Lights flicker when the voltage drops. When voltage drops, current goes up.
Hopefully the lights, only flicker when you turn something on.
The rule of thumb for calculating loads is 1.5 'unit' for a receptacle, 1 for a light, and rated load for anything that is hard wired, you want to units to be less than 80% of the breaker current rating. So you want a 20 amp breaker to have a load of less than 16 units. I get about 26 for you setup.
Plugging in anything with high power demands, a vacuum, toaster or microwave come to mind, and all bets are off.
If this has just started, I would start by opening up the junction boxes in the wet locations first, looking for signs of corrosion or heat damage.
How 'easy' is it to turn the breaker off, compare it to some other one of the same current rating. If it is too easy, the breaker needs to be replaced.
The vent fan is another place to look, if there is anything binding up the motor, that would increase current draw. Perhaps it has caught some grease.

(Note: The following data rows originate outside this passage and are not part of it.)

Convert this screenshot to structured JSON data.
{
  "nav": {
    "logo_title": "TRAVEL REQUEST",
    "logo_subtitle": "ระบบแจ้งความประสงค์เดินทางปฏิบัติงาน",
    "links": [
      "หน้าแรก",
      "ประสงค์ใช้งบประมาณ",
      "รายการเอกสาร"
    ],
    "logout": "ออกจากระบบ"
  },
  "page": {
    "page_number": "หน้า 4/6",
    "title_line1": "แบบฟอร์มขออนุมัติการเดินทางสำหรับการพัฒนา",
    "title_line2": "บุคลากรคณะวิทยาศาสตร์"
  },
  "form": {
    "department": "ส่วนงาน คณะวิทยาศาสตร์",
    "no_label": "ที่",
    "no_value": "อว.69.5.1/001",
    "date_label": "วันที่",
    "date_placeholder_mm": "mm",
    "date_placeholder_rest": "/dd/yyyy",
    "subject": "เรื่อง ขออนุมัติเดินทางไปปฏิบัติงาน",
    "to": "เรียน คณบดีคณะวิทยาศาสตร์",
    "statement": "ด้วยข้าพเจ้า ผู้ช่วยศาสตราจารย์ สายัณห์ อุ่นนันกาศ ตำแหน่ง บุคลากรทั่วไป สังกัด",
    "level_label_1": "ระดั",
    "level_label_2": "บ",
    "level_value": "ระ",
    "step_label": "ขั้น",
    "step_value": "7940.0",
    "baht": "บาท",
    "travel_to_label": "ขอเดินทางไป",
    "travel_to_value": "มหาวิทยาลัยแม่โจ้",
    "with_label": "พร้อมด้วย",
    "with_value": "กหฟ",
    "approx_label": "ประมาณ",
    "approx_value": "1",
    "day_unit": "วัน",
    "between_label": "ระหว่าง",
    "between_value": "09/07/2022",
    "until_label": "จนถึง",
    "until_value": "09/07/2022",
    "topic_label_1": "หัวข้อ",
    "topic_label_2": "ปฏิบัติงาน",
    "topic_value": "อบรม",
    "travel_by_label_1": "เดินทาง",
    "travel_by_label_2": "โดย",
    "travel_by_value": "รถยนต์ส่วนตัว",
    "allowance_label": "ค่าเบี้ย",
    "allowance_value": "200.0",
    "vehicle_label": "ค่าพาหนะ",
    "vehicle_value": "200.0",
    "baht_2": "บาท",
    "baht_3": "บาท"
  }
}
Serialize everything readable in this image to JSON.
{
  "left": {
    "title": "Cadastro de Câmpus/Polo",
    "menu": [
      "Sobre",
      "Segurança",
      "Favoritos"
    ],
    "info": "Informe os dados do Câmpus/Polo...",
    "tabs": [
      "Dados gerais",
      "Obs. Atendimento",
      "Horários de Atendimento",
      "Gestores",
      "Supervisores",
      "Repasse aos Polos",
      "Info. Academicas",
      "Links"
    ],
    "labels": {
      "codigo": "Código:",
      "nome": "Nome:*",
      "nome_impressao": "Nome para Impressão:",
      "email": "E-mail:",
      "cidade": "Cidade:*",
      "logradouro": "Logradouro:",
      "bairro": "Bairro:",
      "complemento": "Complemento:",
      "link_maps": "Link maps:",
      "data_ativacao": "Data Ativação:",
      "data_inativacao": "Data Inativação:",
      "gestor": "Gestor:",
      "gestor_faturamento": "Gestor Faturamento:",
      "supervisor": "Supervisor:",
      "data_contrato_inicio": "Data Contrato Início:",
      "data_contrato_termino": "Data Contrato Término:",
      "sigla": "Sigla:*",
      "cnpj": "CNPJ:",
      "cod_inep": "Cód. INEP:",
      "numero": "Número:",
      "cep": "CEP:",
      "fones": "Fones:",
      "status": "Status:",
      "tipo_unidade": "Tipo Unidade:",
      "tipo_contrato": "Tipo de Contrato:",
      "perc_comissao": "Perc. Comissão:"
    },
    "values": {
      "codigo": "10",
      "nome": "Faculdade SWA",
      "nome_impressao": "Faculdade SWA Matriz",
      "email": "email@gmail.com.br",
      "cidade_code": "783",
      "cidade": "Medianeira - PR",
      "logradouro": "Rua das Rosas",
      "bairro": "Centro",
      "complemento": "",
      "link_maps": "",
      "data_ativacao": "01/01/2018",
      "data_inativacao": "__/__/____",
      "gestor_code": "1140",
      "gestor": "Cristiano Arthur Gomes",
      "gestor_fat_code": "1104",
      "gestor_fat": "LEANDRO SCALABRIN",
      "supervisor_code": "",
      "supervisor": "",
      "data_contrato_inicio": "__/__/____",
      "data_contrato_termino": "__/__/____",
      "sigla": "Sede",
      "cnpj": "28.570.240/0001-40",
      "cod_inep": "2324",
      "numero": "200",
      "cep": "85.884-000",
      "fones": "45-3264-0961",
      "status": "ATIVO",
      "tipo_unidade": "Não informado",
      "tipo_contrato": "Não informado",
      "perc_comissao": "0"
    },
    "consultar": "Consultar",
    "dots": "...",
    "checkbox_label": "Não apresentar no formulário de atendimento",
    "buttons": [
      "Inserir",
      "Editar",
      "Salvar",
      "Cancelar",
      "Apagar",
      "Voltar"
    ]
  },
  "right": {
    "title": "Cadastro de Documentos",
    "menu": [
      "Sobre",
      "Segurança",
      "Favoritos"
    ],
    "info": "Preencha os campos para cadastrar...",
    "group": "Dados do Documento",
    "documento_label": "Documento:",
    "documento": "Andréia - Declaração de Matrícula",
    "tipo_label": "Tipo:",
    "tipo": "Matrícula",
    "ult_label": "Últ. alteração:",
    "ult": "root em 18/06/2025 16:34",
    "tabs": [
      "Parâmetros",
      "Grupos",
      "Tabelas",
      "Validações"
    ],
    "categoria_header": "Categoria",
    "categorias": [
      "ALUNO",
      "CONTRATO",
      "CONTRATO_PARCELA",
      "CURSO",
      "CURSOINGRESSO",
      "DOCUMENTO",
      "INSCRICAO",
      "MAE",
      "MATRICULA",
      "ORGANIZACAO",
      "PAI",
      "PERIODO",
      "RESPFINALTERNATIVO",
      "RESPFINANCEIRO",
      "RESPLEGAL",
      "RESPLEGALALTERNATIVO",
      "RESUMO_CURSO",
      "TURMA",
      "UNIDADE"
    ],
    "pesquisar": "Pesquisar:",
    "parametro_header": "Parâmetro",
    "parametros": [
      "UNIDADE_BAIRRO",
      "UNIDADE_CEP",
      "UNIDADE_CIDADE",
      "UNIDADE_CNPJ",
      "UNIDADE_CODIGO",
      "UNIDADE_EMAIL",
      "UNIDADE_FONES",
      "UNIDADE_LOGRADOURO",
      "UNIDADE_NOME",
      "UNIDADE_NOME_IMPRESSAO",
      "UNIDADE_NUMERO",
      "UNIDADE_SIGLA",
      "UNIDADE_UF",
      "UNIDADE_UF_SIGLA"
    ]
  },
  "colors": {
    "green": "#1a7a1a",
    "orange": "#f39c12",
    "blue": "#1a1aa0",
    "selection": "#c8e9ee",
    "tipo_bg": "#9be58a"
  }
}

Breaking up the circuits is not a bad thing, and less wires under any wire nut or screw terminal is helpful too.
Other good ideas here.